For about two years now we have had a strong pattern repeated several times in which the stock markets in the US and Europe go down on worries over Europe, go up on hopeful announcements of measures to deal with the crisis only to see European leaders under-deliver. Then the markets sell off again.
So far this month, the first two parts of the cycle have pretty played according to script. Will the announcements from the summit late this week be disappointing once again and stock markets around the globe sell off again? I have a couple thoughts on that.
(1) I hate that political announcements from Europe are what largely drive the markets the last two years – it can hardly instill confidence for individual investors looking to earn more than money market accounts that are at basically paying zero interest or even less in the case of annuities.
(2) I think the answer to the question above is yes – the cycle will indeed play out again. The substance of what Germany and France are trying to lead Europe to do is already known and the execution, if successful will take months at least. Even then, the outcome would seem to be “automatic” penalties for member countries having annual deficits larger than 3% of their economic output (GDP). The problem is that these penalties can be overridden by a super-majority vote, presumably weighted so that larger or more stable countries have more votes. The particulars have not yet been announced more specifically.

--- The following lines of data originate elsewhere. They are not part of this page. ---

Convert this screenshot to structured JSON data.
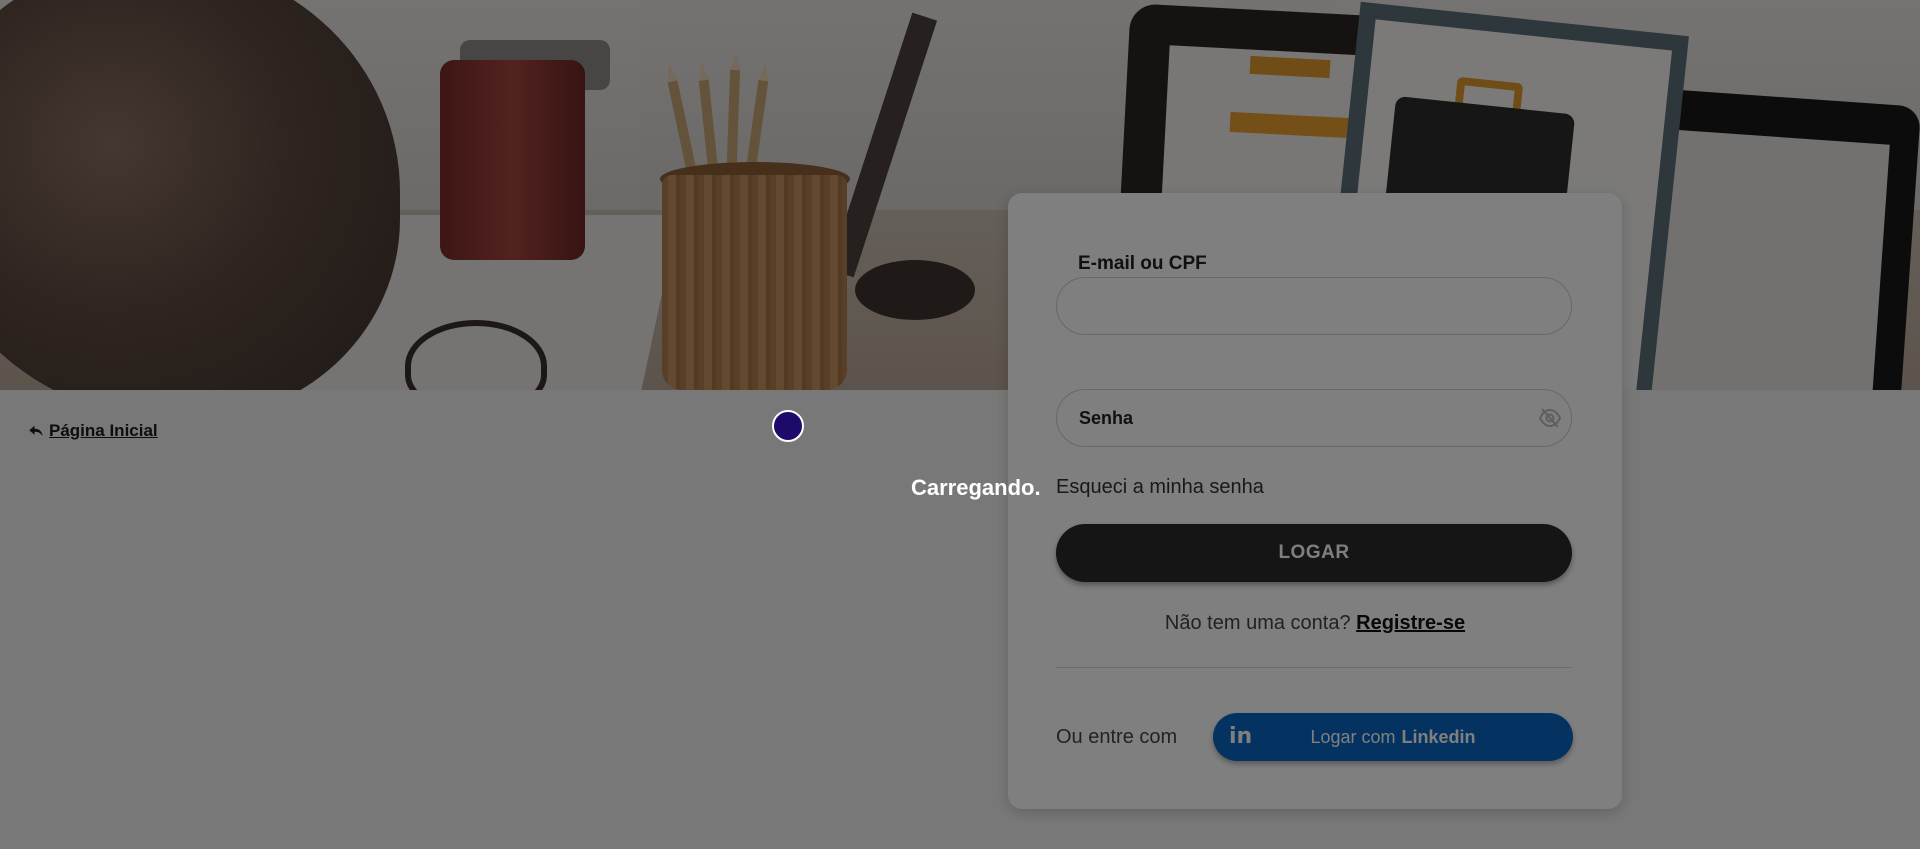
{
  "home_link": {
    "label": "Página Inicial",
    "icon": "reply-arrow-icon"
  },
  "login_form": {
    "email_label": "E-mail ou CPF",
    "email_value": "",
    "password_placeholder": "Senha",
    "password_toggle_icon": "eye-slash-icon",
    "forgot_password": "Esqueci a minha senha",
    "login_button": "LOGAR",
    "no_account_text": "Não tem uma conta?",
    "register_link": "Registre-se",
    "or_text": "Ou entre com",
    "linkedin_prefix": "Logar com",
    "linkedin_brand": "Linkedin",
    "linkedin_icon_text": "in"
  },
  "loading": {
    "text": "Carregando."
  },
  "colors": {
    "login_button": "#2a2a2a",
    "linkedin_button": "#0a66c2",
    "spinner": "#1d0a6b",
    "overlay": "rgba(0,0,0,0.5)"
  }
}
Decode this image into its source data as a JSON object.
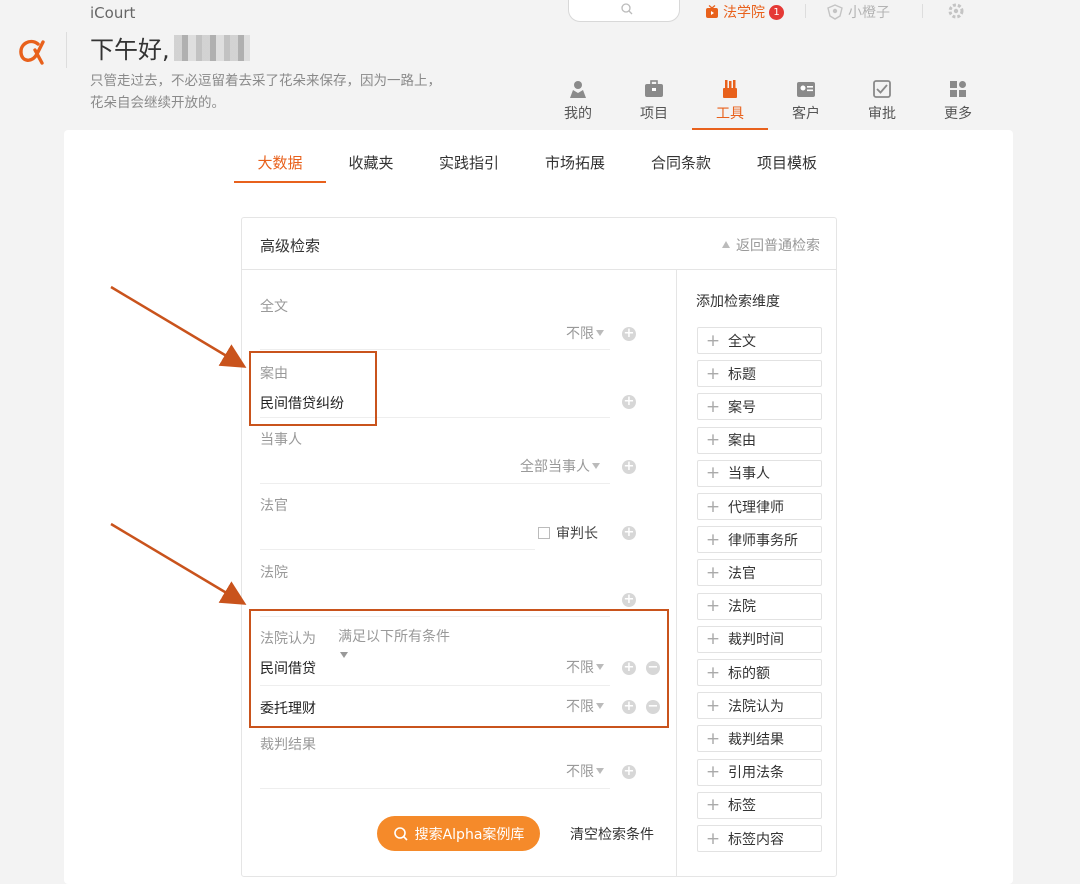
{
  "app": {
    "name": "iCourt"
  },
  "header": {
    "greeting": "下午好,",
    "motto": "只管走过去，不必逗留着去采了花朵来保存，因为一路上，花朵自会继续开放的。",
    "fxy_label": "法学院",
    "fxy_badge": "1",
    "user_name": "小橙子"
  },
  "nav": [
    {
      "label": "我的",
      "icon": "person-icon"
    },
    {
      "label": "项目",
      "icon": "briefcase-icon"
    },
    {
      "label": "工具",
      "icon": "tools-icon",
      "active": true
    },
    {
      "label": "客户",
      "icon": "contact-card-icon"
    },
    {
      "label": "审批",
      "icon": "approval-icon"
    },
    {
      "label": "更多",
      "icon": "grid-icon"
    }
  ],
  "tabs": [
    "大数据",
    "收藏夹",
    "实践指引",
    "市场拓展",
    "合同条款",
    "项目模板"
  ],
  "advanced_search": {
    "title": "高级检索",
    "back_link": "返回普通检索",
    "fields": {
      "fulltext": {
        "label": "全文",
        "option": "不限"
      },
      "case_cause": {
        "label": "案由",
        "value": "民间借贷纠纷"
      },
      "party": {
        "label": "当事人",
        "option": "全部当事人"
      },
      "judge": {
        "label": "法官",
        "checkbox": "审判长"
      },
      "court": {
        "label": "法院"
      },
      "court_holds": {
        "label": "法院认为",
        "condition": "满足以下所有条件",
        "rows": [
          {
            "value": "民间借贷",
            "option": "不限"
          },
          {
            "value": "委托理财",
            "option": "不限"
          }
        ]
      },
      "result": {
        "label": "裁判结果",
        "option": "不限"
      }
    },
    "search_button": "搜索Alpha案例库",
    "clear_link": "清空检索条件",
    "dimensions_title": "添加检索维度",
    "dimensions": [
      "全文",
      "标题",
      "案号",
      "案由",
      "当事人",
      "代理律师",
      "律师事务所",
      "法官",
      "法院",
      "裁判时间",
      "标的额",
      "法院认为",
      "裁判结果",
      "引用法条",
      "标签",
      "标签内容"
    ]
  },
  "colors": {
    "accent": "#e8611c",
    "button": "#f58a2a",
    "annotation": "#c9531c"
  }
}
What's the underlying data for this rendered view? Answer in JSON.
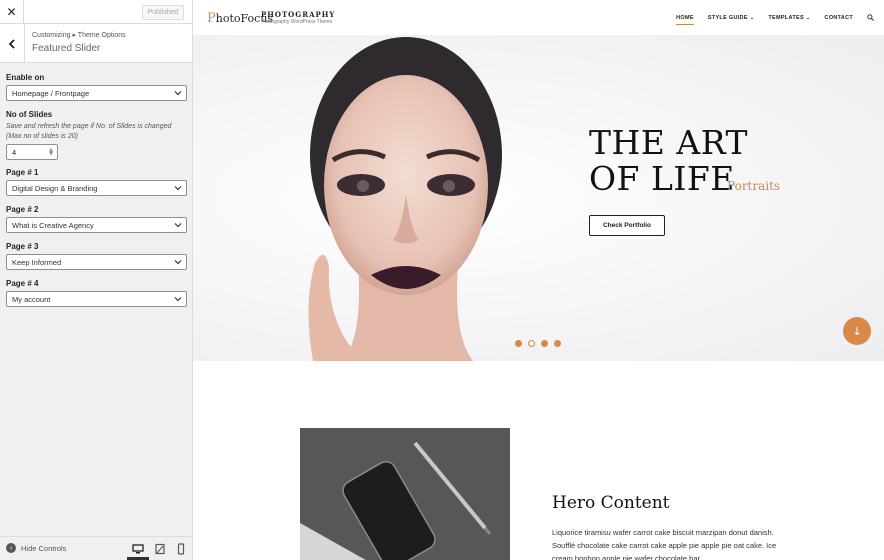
{
  "customizer": {
    "close_icon": "close-icon",
    "published_label": "Published",
    "breadcrumb": "Customizing ▸ Theme Options",
    "section_title": "Featured Slider",
    "enable_on": {
      "label": "Enable on",
      "value": "Homepage / Frontpage"
    },
    "no_of_slides": {
      "label": "No of Slides",
      "description": "Save and refresh the page if No. of Slides is changed (Max no of slides is 20)",
      "value": "4"
    },
    "pages": [
      {
        "label": "Page # 1",
        "value": "Digital Design & Branding"
      },
      {
        "label": "Page # 2",
        "value": "What is Creative Agency"
      },
      {
        "label": "Page # 3",
        "value": "Keep Informed"
      },
      {
        "label": "Page # 4",
        "value": "My account"
      }
    ],
    "footer": {
      "hide_controls_label": "Hide Controls",
      "devices": [
        "desktop-icon",
        "tablet-icon",
        "mobile-icon"
      ],
      "active_device": "desktop"
    }
  },
  "site": {
    "logo_text": "PhotoFocus",
    "title": "PHOTOGRAPHY",
    "description": "Photography WordPress Theme",
    "nav": [
      {
        "label": "HOME",
        "active": true,
        "has_dropdown": false
      },
      {
        "label": "STYLE GUIDE",
        "active": false,
        "has_dropdown": true
      },
      {
        "label": "TEMPLATES",
        "active": false,
        "has_dropdown": true
      },
      {
        "label": "CONTACT",
        "active": false,
        "has_dropdown": false
      }
    ],
    "hero": {
      "heading_line1": "THE ART",
      "heading_line2": "OF LIFE",
      "accent": "Portraits",
      "button_label": "Check Portfolio",
      "slides_total": 4,
      "active_slide": 2
    },
    "content": {
      "title": "Hero Content",
      "text": "Liquorice tiramisu wafer carrot cake biscuit marzipan donut danish. Soufflé chocolate cake carrot cake apple pie apple pie oat cake. Ice cream bonbon apple pie wafer chocolate bar."
    }
  },
  "colors": {
    "accent": "#d7894a",
    "panel_bg": "#f0f0f1",
    "border": "#dcdcde"
  }
}
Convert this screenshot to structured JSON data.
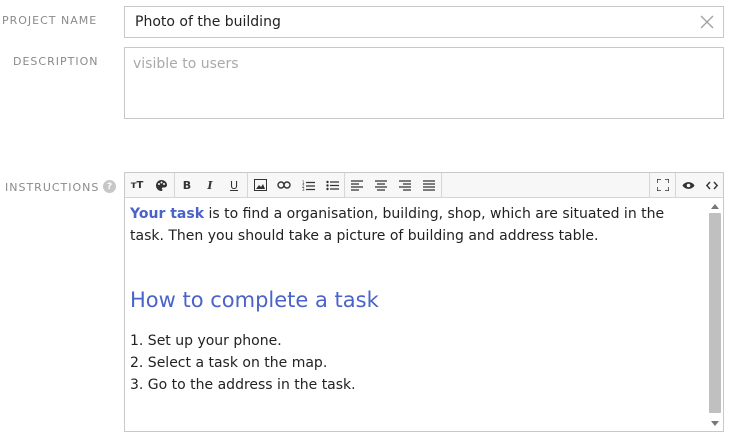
{
  "project_name": {
    "label": "PROJECT NAME",
    "value": "Photo of the building"
  },
  "description": {
    "label": "DESCRIPTION",
    "placeholder": "visible to users"
  },
  "instructions": {
    "label": "INSTRUCTIONS",
    "help_glyph": "?",
    "toolbar": {
      "text_size": "тT",
      "bold": "B",
      "italic": "I",
      "underline": "U"
    },
    "content": {
      "intro_strong": "Your task",
      "intro_rest": " is to find a organisation, building, shop, which are situated in the task. Then you should take a picture of building and address table.",
      "heading": "How to complete a task",
      "steps": [
        "1. Set up your phone.",
        "2. Select a task on the map.",
        "3. Go to the address in the task."
      ]
    }
  },
  "colors": {
    "accent": "#4a63c9",
    "border": "#c9c9c9",
    "label": "#8a8a8a"
  }
}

Since the original Eurozone treaties already had a 3% cap on deficits and I think every country broke them in 2009-10, including Germany and since all were excused, this whole scenario is hardly the long-term reform for which the market is looking. That will come not from political announcements but from the problem nations going through years of austerity and a recession.
Having said that, it is extremely encouraging that yields on Italian and Spanish sovereign bonds have dropped sharply the last few days. Since the ECB has bought few bonds during that time, it may be that political pressure on the banks and a fresh source of funds from the coordinated promises made by several central banks around the world last week are working, at least for now.
On the other hand, high bond yields in Europe have been the primary danger and they are jumping and falling extremely quickly without a lot of visibility as to what is behind the moves. That just adds to investors’ frustrations and inability once again to time any moves.
I have clients slightly under-weight in stocks currently and our income holdings tend to be risk-averse.